Pete was a tall, fit, middle aged man with a full head of black unkept curly hair, and a mustache that made Tom Selleck look like a boy in the throws of puberty. So when Pete said “get in,” we all got in. I didn’t remember any of the names of the rapids after the first trip, except one, Maytag. At the top of the rapid Pete told a boat full of cold, nervous, rookies that as soon as we hit the towering mountain of a wave known as Maytag we were to all jump out of the boat. We all responded with nervous laughter, cause NO WAY he could have been serious. We couldn’t have been more wrong. As the raft crested the powerful hydrolac he yelled “everyone out of the boat…” For possible legal reasons I can’t comment to the degree of willingness we all found ourselves out of the boat. But I would say fellow newbie “Skinny Ray,” recalls the life-saving grip he had on the line around the outside of the boat was mysteriously loosened by a sharp strike from a lone paddle from within the raft, and so began a violent, airless, dance with the sickle wielding creacher that tows the line that separates this life from the next.

If you want to know what “swimming” Maytag at 13000 cfs is like, imagine being flushed down a toilet. No, not your eco-friendly, low volume, home jobber. I’m talking about one of those airport types that are hooked up to some explosive air tank that with one false move misfires while you are still on it. Heaven forbid you are making a complete seal when it goes off. It’s the type that kept my niece from using public toilets until she was a teenager. Now imagine your one inch tall….that’s Maytag

I didn’t die, I didn’t die, I didn’t die… As our limp bodies were all pulled back into the boat with water and snot seemingly pouring out of every orifice, some heady questions began running though my mind.

1. Is our new boss legit, bat $!*t crazy? 2. Does he hate people from Arkansas? 3. How could that possibly be training?

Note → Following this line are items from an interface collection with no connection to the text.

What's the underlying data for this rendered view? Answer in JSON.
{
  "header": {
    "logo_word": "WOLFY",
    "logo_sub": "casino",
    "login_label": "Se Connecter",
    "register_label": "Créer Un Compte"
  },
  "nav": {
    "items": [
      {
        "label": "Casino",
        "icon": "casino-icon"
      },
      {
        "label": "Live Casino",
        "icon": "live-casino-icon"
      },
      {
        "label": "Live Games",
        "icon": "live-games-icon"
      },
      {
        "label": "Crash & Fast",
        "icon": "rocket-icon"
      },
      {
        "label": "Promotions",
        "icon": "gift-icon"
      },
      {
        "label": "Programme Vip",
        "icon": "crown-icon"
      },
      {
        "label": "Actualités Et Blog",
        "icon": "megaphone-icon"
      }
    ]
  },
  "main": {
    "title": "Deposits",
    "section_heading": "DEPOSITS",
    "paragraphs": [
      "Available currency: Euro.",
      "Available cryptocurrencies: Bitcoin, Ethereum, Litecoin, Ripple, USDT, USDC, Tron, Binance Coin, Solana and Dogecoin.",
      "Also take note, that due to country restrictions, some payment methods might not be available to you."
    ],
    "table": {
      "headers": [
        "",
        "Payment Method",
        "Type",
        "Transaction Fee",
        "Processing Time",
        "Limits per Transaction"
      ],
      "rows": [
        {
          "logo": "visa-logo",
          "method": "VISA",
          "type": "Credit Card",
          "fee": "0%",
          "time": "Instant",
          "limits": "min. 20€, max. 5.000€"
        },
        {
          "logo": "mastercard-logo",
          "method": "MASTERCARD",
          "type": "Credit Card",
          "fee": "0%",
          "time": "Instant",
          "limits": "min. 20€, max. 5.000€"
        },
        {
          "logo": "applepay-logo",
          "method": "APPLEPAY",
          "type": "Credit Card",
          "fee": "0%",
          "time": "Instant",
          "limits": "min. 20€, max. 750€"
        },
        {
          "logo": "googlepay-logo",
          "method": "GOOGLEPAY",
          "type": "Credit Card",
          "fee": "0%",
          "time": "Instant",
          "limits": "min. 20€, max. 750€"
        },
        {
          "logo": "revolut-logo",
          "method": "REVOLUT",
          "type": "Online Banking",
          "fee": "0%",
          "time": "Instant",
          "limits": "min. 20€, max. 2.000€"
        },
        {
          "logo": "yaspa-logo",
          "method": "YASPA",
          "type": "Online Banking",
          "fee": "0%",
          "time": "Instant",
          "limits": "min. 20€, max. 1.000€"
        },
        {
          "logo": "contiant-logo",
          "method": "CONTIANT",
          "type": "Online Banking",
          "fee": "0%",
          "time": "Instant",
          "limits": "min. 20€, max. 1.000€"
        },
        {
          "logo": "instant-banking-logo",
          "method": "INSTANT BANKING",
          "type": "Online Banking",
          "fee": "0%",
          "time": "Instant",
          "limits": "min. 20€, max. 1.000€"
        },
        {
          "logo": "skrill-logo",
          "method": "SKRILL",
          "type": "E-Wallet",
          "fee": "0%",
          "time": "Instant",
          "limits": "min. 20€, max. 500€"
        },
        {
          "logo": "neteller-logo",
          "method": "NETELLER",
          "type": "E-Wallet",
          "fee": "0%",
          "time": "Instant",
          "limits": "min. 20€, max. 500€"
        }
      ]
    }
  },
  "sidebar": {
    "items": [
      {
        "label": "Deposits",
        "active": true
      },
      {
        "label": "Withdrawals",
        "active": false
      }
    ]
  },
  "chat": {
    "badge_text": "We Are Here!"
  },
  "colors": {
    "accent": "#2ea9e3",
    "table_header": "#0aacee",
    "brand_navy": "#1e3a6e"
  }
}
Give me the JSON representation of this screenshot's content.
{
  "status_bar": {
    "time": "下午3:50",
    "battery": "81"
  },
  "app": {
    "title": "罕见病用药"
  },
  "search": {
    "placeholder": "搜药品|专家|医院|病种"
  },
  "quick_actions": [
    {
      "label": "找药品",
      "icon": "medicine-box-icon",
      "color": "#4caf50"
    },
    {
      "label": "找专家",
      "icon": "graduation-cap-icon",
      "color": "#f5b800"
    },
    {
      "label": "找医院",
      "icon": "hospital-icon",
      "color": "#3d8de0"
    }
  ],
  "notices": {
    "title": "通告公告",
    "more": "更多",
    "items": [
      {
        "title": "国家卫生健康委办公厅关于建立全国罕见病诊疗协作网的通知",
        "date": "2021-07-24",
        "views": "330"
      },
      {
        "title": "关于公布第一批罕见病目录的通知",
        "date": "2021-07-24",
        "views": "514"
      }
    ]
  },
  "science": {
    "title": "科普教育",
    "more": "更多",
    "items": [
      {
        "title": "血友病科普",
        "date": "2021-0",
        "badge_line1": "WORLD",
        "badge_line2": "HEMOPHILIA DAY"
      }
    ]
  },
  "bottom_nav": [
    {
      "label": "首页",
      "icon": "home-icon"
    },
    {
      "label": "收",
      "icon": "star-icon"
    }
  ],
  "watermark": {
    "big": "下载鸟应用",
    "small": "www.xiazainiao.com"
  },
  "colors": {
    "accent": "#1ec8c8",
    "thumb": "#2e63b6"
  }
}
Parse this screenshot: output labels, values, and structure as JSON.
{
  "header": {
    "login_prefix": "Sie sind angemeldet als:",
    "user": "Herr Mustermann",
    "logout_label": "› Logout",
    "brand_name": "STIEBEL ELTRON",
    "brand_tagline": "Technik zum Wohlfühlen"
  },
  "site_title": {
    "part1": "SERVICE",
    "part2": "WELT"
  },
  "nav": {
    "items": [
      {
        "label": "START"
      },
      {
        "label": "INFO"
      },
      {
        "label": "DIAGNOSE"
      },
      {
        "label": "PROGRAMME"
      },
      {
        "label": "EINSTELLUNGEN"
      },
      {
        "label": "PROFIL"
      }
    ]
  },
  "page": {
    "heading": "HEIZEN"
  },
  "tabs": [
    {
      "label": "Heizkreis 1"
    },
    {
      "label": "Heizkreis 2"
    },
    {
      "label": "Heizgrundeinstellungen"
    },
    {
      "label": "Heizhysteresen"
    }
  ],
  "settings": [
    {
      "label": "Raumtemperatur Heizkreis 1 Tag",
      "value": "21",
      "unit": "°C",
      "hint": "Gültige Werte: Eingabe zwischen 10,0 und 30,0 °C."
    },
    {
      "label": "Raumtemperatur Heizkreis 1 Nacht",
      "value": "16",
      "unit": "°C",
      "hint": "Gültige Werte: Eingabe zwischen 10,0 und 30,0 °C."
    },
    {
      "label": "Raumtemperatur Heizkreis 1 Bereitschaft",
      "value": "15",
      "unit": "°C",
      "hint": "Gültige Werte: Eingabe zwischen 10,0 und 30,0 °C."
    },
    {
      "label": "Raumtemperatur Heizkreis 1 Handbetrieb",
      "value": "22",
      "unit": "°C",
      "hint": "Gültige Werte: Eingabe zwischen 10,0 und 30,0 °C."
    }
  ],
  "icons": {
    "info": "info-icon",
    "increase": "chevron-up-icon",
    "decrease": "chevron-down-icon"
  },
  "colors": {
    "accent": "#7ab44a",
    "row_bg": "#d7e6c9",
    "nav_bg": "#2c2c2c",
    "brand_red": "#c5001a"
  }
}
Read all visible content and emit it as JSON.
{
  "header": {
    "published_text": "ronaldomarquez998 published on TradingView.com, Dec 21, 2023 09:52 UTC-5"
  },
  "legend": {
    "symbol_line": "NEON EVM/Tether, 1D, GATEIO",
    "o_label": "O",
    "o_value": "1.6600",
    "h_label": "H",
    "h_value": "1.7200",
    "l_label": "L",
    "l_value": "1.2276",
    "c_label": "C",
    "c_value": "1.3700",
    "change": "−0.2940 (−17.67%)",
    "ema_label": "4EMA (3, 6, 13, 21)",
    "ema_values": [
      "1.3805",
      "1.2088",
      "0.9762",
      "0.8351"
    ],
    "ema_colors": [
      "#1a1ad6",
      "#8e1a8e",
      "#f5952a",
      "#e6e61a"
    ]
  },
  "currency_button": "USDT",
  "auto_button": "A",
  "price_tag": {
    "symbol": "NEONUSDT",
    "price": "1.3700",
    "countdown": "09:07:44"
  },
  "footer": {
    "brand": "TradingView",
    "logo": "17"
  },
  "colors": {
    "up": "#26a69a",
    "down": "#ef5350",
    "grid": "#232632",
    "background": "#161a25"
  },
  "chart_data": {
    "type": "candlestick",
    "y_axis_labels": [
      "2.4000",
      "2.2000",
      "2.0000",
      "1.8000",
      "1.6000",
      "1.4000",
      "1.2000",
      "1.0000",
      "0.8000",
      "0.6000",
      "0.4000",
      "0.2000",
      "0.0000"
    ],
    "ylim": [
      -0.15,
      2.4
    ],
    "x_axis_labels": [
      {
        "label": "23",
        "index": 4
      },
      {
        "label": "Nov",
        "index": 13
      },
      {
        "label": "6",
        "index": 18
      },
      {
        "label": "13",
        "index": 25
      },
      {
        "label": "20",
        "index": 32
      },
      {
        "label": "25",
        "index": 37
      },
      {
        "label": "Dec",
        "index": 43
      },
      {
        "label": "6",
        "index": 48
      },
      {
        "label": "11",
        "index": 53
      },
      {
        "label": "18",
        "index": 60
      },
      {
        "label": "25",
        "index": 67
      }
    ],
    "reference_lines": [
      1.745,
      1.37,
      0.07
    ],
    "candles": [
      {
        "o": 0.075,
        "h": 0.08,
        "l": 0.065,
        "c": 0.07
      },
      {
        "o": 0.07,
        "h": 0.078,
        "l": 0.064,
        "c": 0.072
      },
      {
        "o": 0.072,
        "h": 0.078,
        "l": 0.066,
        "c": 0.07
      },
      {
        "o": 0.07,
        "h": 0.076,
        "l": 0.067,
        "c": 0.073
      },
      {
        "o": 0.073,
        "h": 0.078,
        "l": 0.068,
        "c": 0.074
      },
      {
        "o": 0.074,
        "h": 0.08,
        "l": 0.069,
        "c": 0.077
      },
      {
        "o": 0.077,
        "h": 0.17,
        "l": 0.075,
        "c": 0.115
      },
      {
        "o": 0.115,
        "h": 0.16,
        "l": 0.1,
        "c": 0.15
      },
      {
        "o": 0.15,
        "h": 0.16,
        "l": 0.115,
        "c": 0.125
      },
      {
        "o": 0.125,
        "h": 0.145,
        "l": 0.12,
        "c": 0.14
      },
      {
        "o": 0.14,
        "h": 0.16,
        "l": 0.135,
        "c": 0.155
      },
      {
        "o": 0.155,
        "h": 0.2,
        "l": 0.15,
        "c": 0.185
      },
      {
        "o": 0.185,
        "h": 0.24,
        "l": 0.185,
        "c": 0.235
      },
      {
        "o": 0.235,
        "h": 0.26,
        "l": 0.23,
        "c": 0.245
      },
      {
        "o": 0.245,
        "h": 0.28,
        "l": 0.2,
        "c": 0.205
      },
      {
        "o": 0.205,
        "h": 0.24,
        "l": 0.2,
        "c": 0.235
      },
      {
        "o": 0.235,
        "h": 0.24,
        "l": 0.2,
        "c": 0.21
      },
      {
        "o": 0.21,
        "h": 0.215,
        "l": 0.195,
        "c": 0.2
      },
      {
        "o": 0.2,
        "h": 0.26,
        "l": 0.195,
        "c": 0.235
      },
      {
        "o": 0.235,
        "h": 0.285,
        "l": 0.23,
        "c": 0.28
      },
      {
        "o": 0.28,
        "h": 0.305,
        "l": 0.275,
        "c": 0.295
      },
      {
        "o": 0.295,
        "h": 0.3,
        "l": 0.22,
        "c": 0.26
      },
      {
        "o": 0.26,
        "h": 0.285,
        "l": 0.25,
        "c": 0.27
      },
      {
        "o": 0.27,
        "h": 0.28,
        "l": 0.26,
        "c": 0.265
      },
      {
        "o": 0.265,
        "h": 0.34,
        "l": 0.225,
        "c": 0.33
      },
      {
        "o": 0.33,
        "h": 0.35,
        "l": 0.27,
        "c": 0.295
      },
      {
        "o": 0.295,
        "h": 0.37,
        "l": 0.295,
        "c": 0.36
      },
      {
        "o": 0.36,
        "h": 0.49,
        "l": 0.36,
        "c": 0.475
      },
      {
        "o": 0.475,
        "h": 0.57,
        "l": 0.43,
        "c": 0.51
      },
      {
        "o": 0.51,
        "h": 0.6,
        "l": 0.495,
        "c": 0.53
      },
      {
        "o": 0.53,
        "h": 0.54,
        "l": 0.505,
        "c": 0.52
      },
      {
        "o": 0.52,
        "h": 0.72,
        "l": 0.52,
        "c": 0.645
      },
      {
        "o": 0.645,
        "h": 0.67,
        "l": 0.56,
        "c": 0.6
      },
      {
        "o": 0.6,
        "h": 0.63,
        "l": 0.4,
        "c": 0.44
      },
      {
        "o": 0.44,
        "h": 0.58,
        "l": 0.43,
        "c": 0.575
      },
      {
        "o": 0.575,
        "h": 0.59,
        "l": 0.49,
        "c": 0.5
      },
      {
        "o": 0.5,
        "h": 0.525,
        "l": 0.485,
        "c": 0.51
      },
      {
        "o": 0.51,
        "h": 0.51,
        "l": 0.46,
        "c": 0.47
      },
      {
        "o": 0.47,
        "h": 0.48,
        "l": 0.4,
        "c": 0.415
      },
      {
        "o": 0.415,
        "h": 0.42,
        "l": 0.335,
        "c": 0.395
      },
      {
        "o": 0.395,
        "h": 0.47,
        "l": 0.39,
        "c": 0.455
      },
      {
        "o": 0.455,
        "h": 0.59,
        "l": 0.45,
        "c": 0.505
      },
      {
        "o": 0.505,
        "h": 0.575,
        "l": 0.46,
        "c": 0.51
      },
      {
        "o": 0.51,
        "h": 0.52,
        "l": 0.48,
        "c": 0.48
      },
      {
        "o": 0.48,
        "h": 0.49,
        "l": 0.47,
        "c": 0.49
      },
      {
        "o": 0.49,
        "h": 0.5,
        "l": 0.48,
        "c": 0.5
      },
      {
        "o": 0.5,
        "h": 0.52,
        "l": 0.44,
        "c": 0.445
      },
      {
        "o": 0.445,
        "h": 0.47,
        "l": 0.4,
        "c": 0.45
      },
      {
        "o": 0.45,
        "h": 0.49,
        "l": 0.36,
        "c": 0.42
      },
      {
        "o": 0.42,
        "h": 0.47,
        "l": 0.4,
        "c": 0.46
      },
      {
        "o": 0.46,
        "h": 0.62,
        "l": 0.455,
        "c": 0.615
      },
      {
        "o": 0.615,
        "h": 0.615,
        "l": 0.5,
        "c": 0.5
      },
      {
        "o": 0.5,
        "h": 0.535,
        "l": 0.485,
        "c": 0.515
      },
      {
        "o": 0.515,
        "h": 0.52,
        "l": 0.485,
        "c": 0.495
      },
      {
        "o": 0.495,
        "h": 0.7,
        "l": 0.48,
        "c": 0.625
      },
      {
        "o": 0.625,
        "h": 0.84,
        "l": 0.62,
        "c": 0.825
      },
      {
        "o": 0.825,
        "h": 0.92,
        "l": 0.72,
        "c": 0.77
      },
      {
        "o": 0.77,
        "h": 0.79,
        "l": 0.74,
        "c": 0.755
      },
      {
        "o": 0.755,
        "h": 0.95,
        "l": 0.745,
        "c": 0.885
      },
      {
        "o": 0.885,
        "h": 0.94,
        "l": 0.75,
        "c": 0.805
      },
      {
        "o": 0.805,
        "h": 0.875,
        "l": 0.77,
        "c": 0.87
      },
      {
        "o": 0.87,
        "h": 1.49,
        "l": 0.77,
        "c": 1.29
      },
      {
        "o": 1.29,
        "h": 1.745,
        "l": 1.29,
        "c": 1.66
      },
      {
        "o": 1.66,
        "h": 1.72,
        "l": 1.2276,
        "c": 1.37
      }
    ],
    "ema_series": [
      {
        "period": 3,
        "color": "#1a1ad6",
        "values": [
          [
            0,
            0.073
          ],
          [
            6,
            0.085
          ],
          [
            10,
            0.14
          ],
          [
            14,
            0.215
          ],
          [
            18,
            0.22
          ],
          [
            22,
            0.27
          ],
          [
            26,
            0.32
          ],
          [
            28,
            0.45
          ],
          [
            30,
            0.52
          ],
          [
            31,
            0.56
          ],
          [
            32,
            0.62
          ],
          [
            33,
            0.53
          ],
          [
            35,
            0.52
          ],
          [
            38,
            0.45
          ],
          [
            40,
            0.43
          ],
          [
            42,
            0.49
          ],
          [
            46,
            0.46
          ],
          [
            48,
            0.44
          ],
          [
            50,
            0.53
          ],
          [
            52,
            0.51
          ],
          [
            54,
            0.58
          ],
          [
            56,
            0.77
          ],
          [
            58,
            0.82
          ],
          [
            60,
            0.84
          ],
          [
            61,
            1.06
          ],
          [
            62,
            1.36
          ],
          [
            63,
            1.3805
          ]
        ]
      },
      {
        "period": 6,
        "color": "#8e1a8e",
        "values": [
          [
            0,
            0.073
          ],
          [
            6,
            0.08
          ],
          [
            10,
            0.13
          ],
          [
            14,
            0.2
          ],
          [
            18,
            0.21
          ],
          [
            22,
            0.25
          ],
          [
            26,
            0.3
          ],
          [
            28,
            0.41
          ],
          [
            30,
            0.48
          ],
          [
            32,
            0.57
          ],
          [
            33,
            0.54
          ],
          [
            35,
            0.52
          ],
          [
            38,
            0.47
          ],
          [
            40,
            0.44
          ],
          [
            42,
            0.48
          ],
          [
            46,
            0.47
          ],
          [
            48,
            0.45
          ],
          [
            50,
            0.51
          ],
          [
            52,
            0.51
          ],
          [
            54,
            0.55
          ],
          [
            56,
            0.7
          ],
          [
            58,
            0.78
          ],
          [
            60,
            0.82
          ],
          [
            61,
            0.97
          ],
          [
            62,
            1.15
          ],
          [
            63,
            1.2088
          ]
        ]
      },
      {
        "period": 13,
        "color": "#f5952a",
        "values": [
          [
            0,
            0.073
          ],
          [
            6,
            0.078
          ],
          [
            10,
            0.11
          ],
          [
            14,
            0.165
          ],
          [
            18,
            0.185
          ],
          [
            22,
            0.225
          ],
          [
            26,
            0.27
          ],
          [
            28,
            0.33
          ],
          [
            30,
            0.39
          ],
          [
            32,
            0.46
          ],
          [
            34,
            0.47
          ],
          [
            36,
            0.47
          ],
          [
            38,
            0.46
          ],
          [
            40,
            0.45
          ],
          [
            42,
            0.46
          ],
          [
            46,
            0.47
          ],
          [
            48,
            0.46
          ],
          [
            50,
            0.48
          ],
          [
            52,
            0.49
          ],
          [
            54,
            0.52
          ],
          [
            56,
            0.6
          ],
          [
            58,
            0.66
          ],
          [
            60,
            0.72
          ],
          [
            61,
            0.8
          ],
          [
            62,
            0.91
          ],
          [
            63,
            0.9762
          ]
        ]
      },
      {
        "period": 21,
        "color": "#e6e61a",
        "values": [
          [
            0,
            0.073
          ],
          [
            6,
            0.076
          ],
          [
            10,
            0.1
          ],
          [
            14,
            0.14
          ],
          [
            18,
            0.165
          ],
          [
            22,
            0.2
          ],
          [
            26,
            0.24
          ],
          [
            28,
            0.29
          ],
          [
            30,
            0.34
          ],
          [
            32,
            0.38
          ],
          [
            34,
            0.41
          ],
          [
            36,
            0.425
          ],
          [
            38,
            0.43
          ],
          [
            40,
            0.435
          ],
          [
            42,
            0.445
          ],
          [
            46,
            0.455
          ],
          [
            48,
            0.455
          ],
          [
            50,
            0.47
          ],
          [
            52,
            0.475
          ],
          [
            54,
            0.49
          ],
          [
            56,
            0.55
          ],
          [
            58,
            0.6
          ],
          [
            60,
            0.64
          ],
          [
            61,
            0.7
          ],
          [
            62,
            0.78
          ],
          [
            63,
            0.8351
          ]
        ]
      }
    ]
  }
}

As we coughed and sputtered and began to compose ourselves, Pete giggled at the pathetic sight of his fresh crop of new guides in training. Then, with a serious tone, he said, “Don’t ever forget what that felt like.”

What Pete knew then and would take me some time to learn is, The Kennebec River would not always feel like a place of darkness where dead people go, but in time would soon be a joy filled playground where we would regularly and voluntarily swim these same rapids for the pure enjoyment.

For the guide, remembering that feeling cautions us when working with guests who might be nervous or those rowdy ones who only think they want to flip the boat in the biggest rapids. Having that memory allows us to be a non-anxious presence when things don’t go to plan or fear is striking the heart of a crew member.

In life, it is the tough and sometimes painful experiences that help us become who and what we are. With time and with perspective, some of the worst experiences can become tales we tell others with humour around the campfire, or become opportunities to help guide others through similar experiences we now no longer fear in the same way.

There has never been a time in our generation that has been crazier than now. Mental and physical health, job loss, financial security, those around you might need an experienced “guide” that has walked through some of these things in the past, and through snot and tears said “I didn’t die, I didn’t die. You might be the help they are looking for.

* The details of this story, as with all Whitewater Wednesday stories, may not be factually accurate – it’s just how I remember it. No guides were… physically harmed in the events of this tale.